Baseline Expectations

We can’t predict the future with complete accuracy. As physicist Niels Bohr once quipped, “Prediction is very difficult, especially if it’s about the future.” But we can build reasonable starting points by looking at the key components of long-term asset class returns. As we outlined in February, the return for almost any asset class can be broken down into income, growth (real growth plus expected inflation), plus changing valuation multiples.1 These are the “building blocks” of return. Using this simple method and today’s yields, we get the long-term expectations (10–20 years) for stocks and bonds shown in Table 1.


(For a larger view, please click on the graphic above.)


Most pension funds and 401(k) calculators assume total returns in the 7–8% range, and sometimes a bit higher. And yet, stocks and bonds—the two pillars for most investor portfolios—are expected to return 5.2% and 2.5%, respectively. Indeed, the return on the classic 60/40 blend of the two is not even 4.5%. With an approximate 3% differential, we have a stark disconnect between these simple “building block” estimates and “required” return rates.2

Are the return estimates wrong? It’s a legitimate question: these return estimates shouldn’t be taken as fact. One client remarked to me many years ago that we know our forecasts are going to be wrong; we just don’t know by how much they are going to be wrong.
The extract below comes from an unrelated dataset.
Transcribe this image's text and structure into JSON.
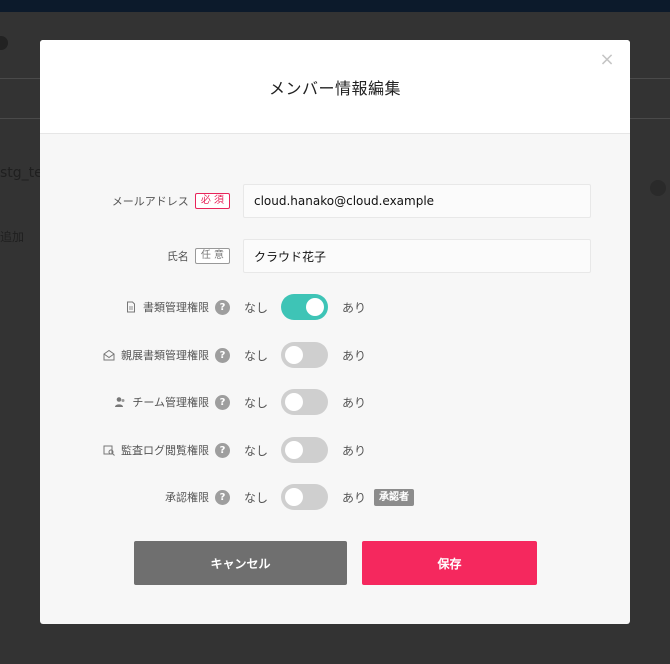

Can the markets do better than these anemic prospects? Of course! Conversely, can they do worse? Absolutely!


Find your next ETF

Reset All